Berthollet, Claude Louis; Researches into the Laws of Chemical Affinity, by C. L. Berthollet. Translated from the French by M. Farrell. London, J. Murray; Edinburgh, Bell ad Bradfute; Dublin, Gilbert and Hodges, 1804. Large octavo, pp. vii, 213, 3 pages ads at rear.
This rare work is complete and in a modern calf over marbled boards with gilt titles and gilt spine panels. The binding is pristine. The text has not been trimmed, a very minor stain to the very lower margin of title page and last original end sheet. Original owners penned name (James Mitchell 1786-1844, geologist) on first end sheet. In very good condition.
Claude Louis Berthollet ( 1748 – 1822) was a prominent French chemist. He was especially influential in four areas of chemistry: theoretical chemistry, experimental chemistry, practical chemistry, and chemical writing. Berthollet, along with Antoine Lavoisier helped to devise a chemical nomenclature, or a system of names, which serves as the basis of the modern system of naming chemical compounds. He also carried out research into dyes and bleaches (introducing the use of chlorine as a bleach) and determined the composition of ammonia. Berthollet was one of the first chemists to recognize the characteristics of a reverse reaction, and hence, chemical equilibrium. Potassium chlorate (KClO3), a strong oxidizer, is known as “Berthollet's Salt”.
His “Chemical Affinity” originally appeared as “Recherches sur les lois de l’affinité” in 1801 in vol. III of Mémoires of the Institut National des Sciences et Arts. The first English translation of 1804 is considered the first separate edition of the work and it is very rare.

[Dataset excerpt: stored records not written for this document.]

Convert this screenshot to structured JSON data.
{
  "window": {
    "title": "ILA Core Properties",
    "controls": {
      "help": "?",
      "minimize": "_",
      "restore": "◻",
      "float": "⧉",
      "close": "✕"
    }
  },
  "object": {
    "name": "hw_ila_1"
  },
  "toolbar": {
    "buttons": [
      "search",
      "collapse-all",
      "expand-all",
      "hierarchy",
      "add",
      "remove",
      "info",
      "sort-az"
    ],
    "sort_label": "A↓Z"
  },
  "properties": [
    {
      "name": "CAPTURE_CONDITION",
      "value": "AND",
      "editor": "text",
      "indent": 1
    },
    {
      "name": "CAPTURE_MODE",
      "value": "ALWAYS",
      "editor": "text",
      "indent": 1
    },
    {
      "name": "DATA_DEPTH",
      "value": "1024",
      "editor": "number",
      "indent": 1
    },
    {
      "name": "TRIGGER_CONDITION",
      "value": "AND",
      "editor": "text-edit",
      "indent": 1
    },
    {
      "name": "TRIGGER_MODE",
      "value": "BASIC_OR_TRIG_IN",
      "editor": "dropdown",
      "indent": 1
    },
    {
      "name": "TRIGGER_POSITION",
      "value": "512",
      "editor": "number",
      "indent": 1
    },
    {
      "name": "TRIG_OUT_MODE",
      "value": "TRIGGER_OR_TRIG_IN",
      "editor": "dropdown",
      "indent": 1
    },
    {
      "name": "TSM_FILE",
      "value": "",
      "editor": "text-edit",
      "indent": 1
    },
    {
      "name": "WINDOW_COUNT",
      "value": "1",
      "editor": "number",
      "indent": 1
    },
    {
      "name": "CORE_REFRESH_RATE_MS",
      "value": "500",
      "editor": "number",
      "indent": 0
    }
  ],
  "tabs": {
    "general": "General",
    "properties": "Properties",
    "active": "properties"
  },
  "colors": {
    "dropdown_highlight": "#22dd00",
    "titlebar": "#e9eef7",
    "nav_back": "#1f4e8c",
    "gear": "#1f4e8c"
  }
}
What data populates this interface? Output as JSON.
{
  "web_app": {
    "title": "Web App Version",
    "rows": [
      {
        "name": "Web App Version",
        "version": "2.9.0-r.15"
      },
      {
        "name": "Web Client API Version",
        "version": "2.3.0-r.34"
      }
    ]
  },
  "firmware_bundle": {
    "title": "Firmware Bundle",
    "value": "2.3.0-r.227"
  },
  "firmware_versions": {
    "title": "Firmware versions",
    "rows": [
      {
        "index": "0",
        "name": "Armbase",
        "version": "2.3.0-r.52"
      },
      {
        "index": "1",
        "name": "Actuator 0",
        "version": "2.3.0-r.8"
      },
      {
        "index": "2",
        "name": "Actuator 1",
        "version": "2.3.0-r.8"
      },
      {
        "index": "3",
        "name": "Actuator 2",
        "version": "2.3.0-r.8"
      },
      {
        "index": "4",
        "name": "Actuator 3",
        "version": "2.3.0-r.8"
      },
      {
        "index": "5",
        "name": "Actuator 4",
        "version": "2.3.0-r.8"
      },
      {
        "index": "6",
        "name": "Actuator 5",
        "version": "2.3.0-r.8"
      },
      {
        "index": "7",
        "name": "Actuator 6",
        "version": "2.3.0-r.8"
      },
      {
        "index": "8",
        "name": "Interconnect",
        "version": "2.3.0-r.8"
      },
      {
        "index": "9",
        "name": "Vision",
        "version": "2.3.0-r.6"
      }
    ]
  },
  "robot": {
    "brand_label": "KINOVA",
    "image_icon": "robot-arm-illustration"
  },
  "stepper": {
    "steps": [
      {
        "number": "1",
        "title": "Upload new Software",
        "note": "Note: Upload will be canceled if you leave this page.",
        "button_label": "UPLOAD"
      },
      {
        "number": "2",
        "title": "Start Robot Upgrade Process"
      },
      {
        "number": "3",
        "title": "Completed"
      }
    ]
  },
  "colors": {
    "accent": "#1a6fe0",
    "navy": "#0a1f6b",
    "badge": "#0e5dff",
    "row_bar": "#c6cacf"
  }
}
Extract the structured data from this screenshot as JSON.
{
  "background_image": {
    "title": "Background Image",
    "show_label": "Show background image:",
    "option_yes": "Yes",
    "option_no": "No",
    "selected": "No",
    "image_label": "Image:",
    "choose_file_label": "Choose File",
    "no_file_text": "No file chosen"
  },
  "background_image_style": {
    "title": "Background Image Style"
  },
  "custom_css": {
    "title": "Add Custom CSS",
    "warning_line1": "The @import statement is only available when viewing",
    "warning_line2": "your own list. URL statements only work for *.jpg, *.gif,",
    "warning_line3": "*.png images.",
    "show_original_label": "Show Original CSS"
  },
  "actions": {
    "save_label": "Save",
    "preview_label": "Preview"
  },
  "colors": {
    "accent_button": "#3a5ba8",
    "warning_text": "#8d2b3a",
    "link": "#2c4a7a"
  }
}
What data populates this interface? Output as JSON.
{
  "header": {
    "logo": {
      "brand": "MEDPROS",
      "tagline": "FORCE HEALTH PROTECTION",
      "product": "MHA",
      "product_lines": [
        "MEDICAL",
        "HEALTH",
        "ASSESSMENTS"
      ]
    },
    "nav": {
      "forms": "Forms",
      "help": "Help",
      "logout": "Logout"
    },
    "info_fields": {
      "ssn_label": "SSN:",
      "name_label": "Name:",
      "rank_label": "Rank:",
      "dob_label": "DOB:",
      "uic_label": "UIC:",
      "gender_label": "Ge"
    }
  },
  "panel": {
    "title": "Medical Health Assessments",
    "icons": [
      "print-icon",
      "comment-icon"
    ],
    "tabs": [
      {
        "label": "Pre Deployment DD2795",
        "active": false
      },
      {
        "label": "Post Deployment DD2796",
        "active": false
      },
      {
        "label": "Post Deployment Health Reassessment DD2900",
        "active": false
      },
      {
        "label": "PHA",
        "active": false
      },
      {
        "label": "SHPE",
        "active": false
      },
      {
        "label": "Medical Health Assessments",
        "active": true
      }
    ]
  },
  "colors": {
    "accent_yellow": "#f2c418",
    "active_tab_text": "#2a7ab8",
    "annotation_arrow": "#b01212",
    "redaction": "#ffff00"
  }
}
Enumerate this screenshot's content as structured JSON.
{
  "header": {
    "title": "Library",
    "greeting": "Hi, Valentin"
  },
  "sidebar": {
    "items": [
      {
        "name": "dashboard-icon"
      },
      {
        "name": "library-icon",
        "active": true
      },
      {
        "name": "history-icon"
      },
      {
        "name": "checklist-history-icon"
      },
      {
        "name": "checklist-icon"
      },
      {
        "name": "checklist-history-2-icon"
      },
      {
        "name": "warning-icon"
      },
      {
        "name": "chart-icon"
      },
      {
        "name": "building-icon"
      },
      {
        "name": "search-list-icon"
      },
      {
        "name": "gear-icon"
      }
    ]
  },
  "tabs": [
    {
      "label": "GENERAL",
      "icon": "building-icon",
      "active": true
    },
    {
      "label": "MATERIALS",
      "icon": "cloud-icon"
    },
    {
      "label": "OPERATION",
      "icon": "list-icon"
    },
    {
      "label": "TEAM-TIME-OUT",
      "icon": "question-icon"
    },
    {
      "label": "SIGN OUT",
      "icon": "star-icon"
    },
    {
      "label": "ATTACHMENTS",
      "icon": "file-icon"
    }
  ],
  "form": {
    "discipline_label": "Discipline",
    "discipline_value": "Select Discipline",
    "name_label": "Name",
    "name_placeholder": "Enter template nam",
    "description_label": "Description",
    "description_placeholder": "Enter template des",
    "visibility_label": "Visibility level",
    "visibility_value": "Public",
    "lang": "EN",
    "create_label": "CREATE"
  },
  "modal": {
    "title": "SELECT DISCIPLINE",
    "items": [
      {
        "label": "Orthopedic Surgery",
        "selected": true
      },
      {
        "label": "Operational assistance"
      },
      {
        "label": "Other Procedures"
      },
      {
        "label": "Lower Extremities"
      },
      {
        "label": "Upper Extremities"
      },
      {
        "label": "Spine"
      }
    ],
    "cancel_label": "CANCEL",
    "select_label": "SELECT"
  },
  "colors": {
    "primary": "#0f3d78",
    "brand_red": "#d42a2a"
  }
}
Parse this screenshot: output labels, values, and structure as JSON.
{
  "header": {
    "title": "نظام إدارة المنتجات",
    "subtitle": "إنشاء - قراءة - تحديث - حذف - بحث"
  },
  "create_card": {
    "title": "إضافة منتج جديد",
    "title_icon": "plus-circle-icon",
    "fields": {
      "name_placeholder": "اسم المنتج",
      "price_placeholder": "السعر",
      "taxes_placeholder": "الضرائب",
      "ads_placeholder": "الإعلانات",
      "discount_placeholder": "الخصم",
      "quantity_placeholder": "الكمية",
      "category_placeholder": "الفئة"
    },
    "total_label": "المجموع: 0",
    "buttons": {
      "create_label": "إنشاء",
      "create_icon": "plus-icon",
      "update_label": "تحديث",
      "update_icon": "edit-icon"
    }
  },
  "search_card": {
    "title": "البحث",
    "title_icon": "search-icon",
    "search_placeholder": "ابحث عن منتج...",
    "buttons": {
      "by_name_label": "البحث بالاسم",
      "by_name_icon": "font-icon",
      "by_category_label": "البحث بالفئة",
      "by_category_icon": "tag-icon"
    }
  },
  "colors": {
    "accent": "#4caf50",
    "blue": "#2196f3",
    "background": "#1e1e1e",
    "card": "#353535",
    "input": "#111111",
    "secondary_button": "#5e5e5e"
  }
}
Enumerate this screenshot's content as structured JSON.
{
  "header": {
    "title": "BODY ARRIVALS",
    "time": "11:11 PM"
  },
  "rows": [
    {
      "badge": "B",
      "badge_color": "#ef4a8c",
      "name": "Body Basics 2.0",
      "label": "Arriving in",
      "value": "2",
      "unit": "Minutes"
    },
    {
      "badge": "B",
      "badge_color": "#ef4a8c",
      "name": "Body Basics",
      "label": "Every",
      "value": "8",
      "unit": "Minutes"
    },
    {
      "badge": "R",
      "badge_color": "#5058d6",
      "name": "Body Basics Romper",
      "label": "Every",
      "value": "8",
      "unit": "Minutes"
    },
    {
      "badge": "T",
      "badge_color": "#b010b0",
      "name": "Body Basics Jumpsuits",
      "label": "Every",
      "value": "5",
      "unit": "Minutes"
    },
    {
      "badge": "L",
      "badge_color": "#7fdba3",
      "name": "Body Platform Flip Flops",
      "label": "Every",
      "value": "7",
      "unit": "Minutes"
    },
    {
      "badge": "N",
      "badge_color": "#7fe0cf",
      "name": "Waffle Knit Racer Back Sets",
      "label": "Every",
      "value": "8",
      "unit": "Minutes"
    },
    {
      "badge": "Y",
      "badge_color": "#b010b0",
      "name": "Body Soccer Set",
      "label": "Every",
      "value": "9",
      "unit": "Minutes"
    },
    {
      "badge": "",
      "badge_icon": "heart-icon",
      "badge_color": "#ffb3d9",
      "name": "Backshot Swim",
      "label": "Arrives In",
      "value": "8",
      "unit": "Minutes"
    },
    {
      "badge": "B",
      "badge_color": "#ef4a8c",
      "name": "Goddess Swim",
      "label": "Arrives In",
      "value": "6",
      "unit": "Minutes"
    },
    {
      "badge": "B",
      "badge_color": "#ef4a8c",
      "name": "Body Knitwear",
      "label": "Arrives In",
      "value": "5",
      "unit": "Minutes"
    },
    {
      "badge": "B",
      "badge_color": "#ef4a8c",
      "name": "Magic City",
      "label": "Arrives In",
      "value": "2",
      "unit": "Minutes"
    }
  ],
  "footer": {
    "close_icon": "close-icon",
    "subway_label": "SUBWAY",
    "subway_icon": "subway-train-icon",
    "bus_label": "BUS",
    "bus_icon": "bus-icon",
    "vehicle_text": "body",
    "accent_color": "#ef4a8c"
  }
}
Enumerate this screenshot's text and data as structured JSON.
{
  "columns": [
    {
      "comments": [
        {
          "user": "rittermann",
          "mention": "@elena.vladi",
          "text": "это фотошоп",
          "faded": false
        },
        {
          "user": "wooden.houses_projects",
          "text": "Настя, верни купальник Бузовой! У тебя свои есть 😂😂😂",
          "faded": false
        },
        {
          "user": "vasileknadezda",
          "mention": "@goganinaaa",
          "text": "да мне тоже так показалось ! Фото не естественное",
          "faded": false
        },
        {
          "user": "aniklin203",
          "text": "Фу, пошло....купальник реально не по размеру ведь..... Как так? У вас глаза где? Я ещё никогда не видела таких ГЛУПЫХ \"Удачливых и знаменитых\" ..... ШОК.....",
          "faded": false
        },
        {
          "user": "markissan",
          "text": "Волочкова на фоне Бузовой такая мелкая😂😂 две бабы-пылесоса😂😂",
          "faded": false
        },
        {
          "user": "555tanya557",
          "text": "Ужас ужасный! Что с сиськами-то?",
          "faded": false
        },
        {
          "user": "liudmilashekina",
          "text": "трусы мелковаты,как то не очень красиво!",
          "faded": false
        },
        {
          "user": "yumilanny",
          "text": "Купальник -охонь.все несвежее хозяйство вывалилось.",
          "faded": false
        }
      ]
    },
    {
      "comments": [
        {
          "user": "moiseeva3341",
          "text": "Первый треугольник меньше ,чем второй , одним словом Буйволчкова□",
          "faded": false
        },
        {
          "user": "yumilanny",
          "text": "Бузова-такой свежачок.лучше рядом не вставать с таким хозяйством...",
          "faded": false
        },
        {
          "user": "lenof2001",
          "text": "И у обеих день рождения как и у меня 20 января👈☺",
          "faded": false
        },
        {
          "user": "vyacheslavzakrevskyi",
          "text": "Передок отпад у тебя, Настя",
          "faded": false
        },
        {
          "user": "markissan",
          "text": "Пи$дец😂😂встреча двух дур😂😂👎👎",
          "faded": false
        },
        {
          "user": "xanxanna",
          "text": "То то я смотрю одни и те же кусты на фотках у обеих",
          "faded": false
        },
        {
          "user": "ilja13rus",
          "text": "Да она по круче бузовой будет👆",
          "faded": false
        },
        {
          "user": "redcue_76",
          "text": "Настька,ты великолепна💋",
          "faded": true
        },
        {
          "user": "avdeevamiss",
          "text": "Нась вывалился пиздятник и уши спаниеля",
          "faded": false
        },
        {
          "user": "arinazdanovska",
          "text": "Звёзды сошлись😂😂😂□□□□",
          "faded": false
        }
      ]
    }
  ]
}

This is a very important treatise in chemistry and it marks the starting point of Berthollet’s complete new system of chemistry, later developed in his comprehensive, two volume Essai de Statique Chimique. The work had its origins as a paper read before the Institute of Egypt in Cairo in the summer of 1799 while Berthollet accompanied Napoleon on his expedition to Egypt. The work was an attempt to improve upon the determinations of chemical affinities by recognizing the influence of factors such as volatility, solubility and especially the relative quantities of substances present or chemical mass. The reversibility and incompleteness of reactions was recognized and that the conditions of reactions could yield compounds without fixed compositions.